 I reused the soles for this pair, they will be worn until they are worn out!
 I just ordered some Vibram build-up and out-sole sheet and am in the middle of making a "casual" Saddle tan pair and a fully hemmed "dress" pair in a very dark Cordovan like color.
Sandals are harder to make than fully closed shoes because alignment, position, and the development of the negative space is more dramatic and easier to pull out of place than are fully closed uppers.

With fully closed uppers all of these details remain in relation to one another.

I am a firm believer in having the buckle or Velcro adjustment on the inside of the shoe and not on the outside IF it is to be used regularly; this facilitates the very comfortable crossing the leg while putting them on by having the adjustment easy to access.

Completed the "Casual" and "Dress" pairs today!
The Casuals are raw edged.
The Dress pair are fully hemmed.
Good quality Horween leather on both.
I'm all set for summer 2015 with three pair of sandals.

Saturday, March 28, 2015

Shoe Making: Men's Winter Sandal Development

I finally got my latest Men's sandal design complete. I have developed the pattern and the process for this specific type of lasted sandal.
One of the tricks is to stitch up the entire upper and add the velcro or buckle after the shoe is off the last.
The full sides is the design type I was going for.

Tuesday, March 3, 2015

Shoe Making: Women's Custom Shank - Insole

Over the years I have tried almost every way imaginable to make High Heel insoles for my theatrical works and have settled on this method as my 1st choice.

For me it is not a place to spend a lot of time and once you've been thru the process it is really straight forward.

1st go to the next few Estate sales in your area and buy heeled shoes that are close to the same height as you are planning. I would say plus or minus a 1/2" height and plus or minus 1 shoe size will be fine. Get a couple they are cheep.

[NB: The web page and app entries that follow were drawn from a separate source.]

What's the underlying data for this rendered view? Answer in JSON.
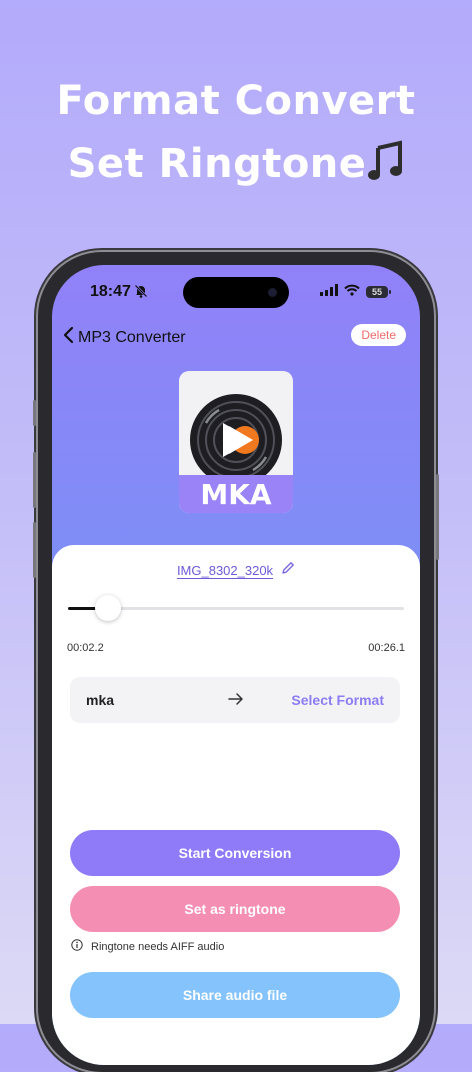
{
  "headline": {
    "line1": "Format Convert",
    "line2": "Set Ringtone"
  },
  "status_bar": {
    "time": "18:47",
    "battery": "55"
  },
  "nav": {
    "title": "MP3 Converter",
    "delete_label": "Delete"
  },
  "cover": {
    "format_label": "MKA"
  },
  "file": {
    "name": "IMG_8302_320k"
  },
  "player": {
    "current_time": "00:02.2",
    "total_time": "00:26.1",
    "progress": 0.085
  },
  "conversion": {
    "source_format": "mka",
    "select_label": "Select Format"
  },
  "actions": {
    "start": "Start Conversion",
    "ringtone": "Set as ringtone",
    "ringtone_note": "Ringtone needs AIFF audio",
    "share": "Share audio file"
  },
  "colors": {
    "start": "#8f7bf8",
    "ringtone": "#f48fb3",
    "share": "#84c3fb",
    "accent": "#8c7cf2"
  }
}
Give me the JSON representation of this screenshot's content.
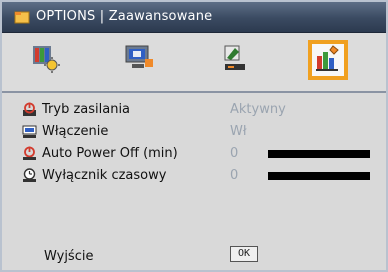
{
  "window": {
    "title": "OPTIONS | Zaawansowane"
  },
  "toolbar": {
    "tabs": [
      {
        "name": "image-settings-icon"
      },
      {
        "name": "display-settings-icon"
      },
      {
        "name": "setup-settings-icon"
      },
      {
        "name": "options-icon",
        "selected": true
      }
    ]
  },
  "menu": {
    "items": [
      {
        "label": "Tryb zasilania",
        "value": "Aktywny",
        "icon": "power-icon"
      },
      {
        "label": "Włączenie",
        "value": "Wł",
        "icon": "direct-power-on-icon"
      },
      {
        "label": "Auto Power Off (min)",
        "value": "0",
        "icon": "auto-power-off-icon",
        "level": 0
      },
      {
        "label": "Wyłącznik czasowy",
        "value": "0",
        "icon": "sleep-timer-icon",
        "level": 0
      }
    ],
    "exit_label": "Wyjście",
    "ok_label": "OK"
  },
  "colors": {
    "accent": "#f0a020",
    "title_bg": "#3a4a61",
    "value_text": "#9aa4b0"
  }
}
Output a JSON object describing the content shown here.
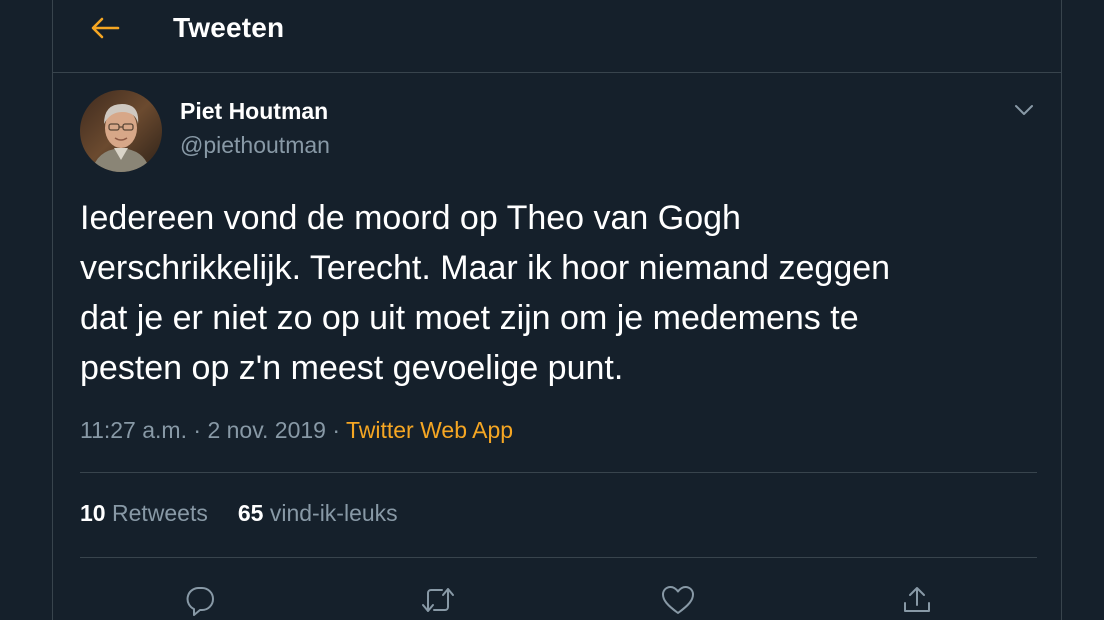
{
  "header": {
    "back_icon": "arrow-left-icon",
    "title": "Tweeten"
  },
  "tweet": {
    "author": {
      "name": "Piet Houtman",
      "handle": "@piethoutman",
      "avatar_icon": "user-photo"
    },
    "more_icon": "chevron-down-icon",
    "text_lines": [
      "Iedereen vond de moord op Theo van Gogh",
      "verschrikkelijk. Terecht. Maar ik hoor niemand zeggen",
      "dat je er niet zo op uit moet zijn om je medemens te",
      "pesten op z'n meest gevoelige punt."
    ],
    "time": "11:27 a.m.",
    "separator": " · ",
    "date": "2 nov. 2019",
    "source": "Twitter Web App",
    "stats": {
      "retweets_count": "10",
      "retweets_label": "Retweets",
      "likes_count": "65",
      "likes_label": "vind-ik-leuks"
    },
    "actions": [
      {
        "name": "reply",
        "icon": "reply-icon"
      },
      {
        "name": "retweet",
        "icon": "retweet-icon"
      },
      {
        "name": "like",
        "icon": "heart-icon"
      },
      {
        "name": "share",
        "icon": "share-icon"
      }
    ]
  },
  "colors": {
    "background": "#15202b",
    "accent": "#f5a623",
    "text_primary": "#ffffff",
    "text_secondary": "#8899a6",
    "border": "#38444d"
  }
}
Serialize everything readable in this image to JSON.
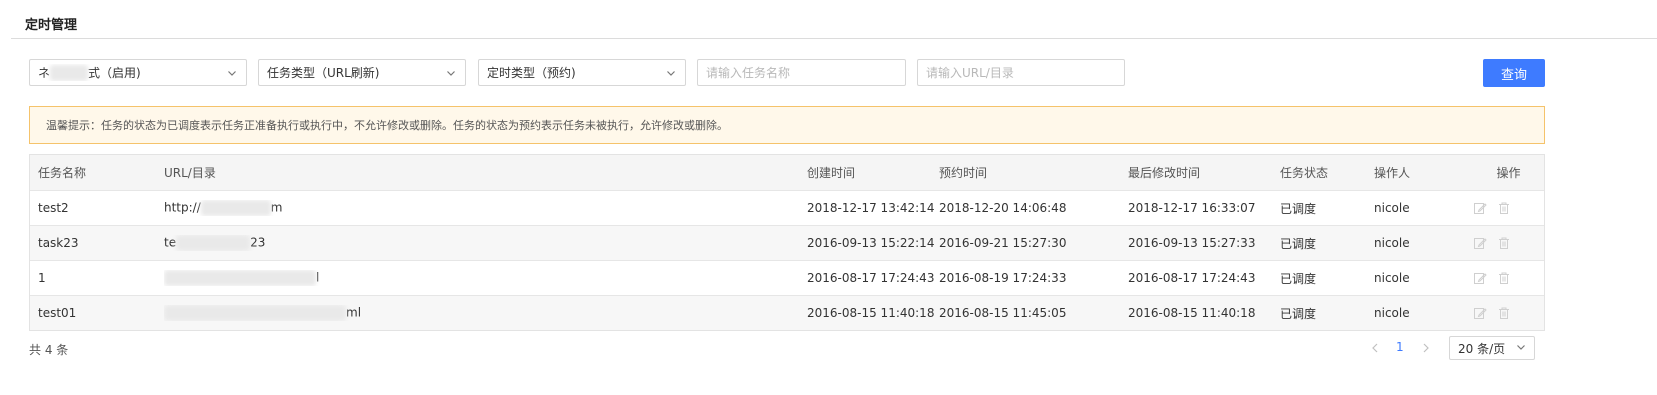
{
  "page": {
    "title": "定时管理"
  },
  "filters": {
    "mode": {
      "value_left": "ネ",
      "value_right": "式（启用)"
    },
    "task_type": {
      "value": "任务类型（URL刷新)"
    },
    "schedule_type": {
      "value": "定时类型（预约)"
    },
    "task_name": {
      "value": "",
      "placeholder": "请输入任务名称"
    },
    "url": {
      "value": "",
      "placeholder": "请输入URL/目录"
    },
    "query_label": "查询"
  },
  "notice": {
    "text": "温馨提示：任务的状态为已调度表示任务正准备执行或执行中，不允许修改或删除。任务的状态为预约表示任务未被执行，允许修改或删除。"
  },
  "table": {
    "headers": [
      "任务名称",
      "URL/目录",
      "创建时间",
      "预约时间",
      "最后修改时间",
      "任务状态",
      "操作人",
      "操作"
    ],
    "rows": [
      {
        "name": "test2",
        "url_start": "http://",
        "url_end": "m",
        "created": "2018-12-17 13:42:14",
        "scheduled": "2018-12-20 14:06:48",
        "modified": "2018-12-17 16:33:07",
        "status": "已调度",
        "operator": "nicole"
      },
      {
        "name": "task23",
        "url_start": "te",
        "url_end": "23",
        "created": "2016-09-13 15:22:14",
        "scheduled": "2016-09-21 15:27:30",
        "modified": "2016-09-13 15:27:33",
        "status": "已调度",
        "operator": "nicole"
      },
      {
        "name": "1",
        "url_start": "",
        "url_end": "l",
        "created": "2016-08-17 17:24:43",
        "scheduled": "2016-08-19 17:24:33",
        "modified": "2016-08-17 17:24:43",
        "status": "已调度",
        "operator": "nicole"
      },
      {
        "name": "test01",
        "url_start": "",
        "url_end": "ml",
        "created": "2016-08-15 11:40:18",
        "scheduled": "2016-08-15 11:45:05",
        "modified": "2016-08-15 11:40:18",
        "status": "已调度",
        "operator": "nicole"
      }
    ]
  },
  "footer": {
    "total": "共 4 条",
    "current_page": "1",
    "page_size": "20 条/页"
  },
  "icons": {
    "edit": "edit-icon",
    "delete": "trash-icon",
    "chevron": "chevron-down-icon"
  },
  "colors": {
    "primary": "#3e7bff",
    "notice_bg": "#fff8ea",
    "notice_border": "#f5c36b"
  }
}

Next (this is fun but takes some practice) tear them apart. This is a great excuse to take shoes apart and see what the production house does. The heel is on really well and I recommend putting it into a vice and hammering a large screwdriver in between (two one from each side) the heel (usually plastic) and the sole. Carefully pry all around until it comes loose. Or take it to a shoe repair man, he'll have it off in seconds.

They look like this, you don't care about the BoF area that will be made to fit your last.
This very hard cardboard material is extremely durable and has the Shank imbedded into it; thats what we are after.

There are two ways to re-curve the shank encased in the insole. The trick is to go slow and make an absolute match to your last. Technically the shank is a piece of hardened or spring steel, it will bend to a new shape if moved far enough, if you use the hammer method hold the piece with a pair of pliers. Its trial and error until you get the shape correct, make it exact because you don't want to revisit this step later.

Skive and and glue two over size pieces of leather as shown.

Form to your last in your favorite manner.

Cut and grind to fit.

If you are reattaching the old heel or any production heel and the height does not exactly match your last you must regrind the mating surfaces so that the heel looks and lands in the right spot.

Attachment of the heel is critical and time consuming but done correctly the 1st time you will never have to rework it. Of all of your construction the heel attachment is paramount! it must not come off during use.
Use the holes where the original fasteners were in the insole we have scavenged, do not bother trying to drill thru the shank, it will never happen.

Good luck, Tom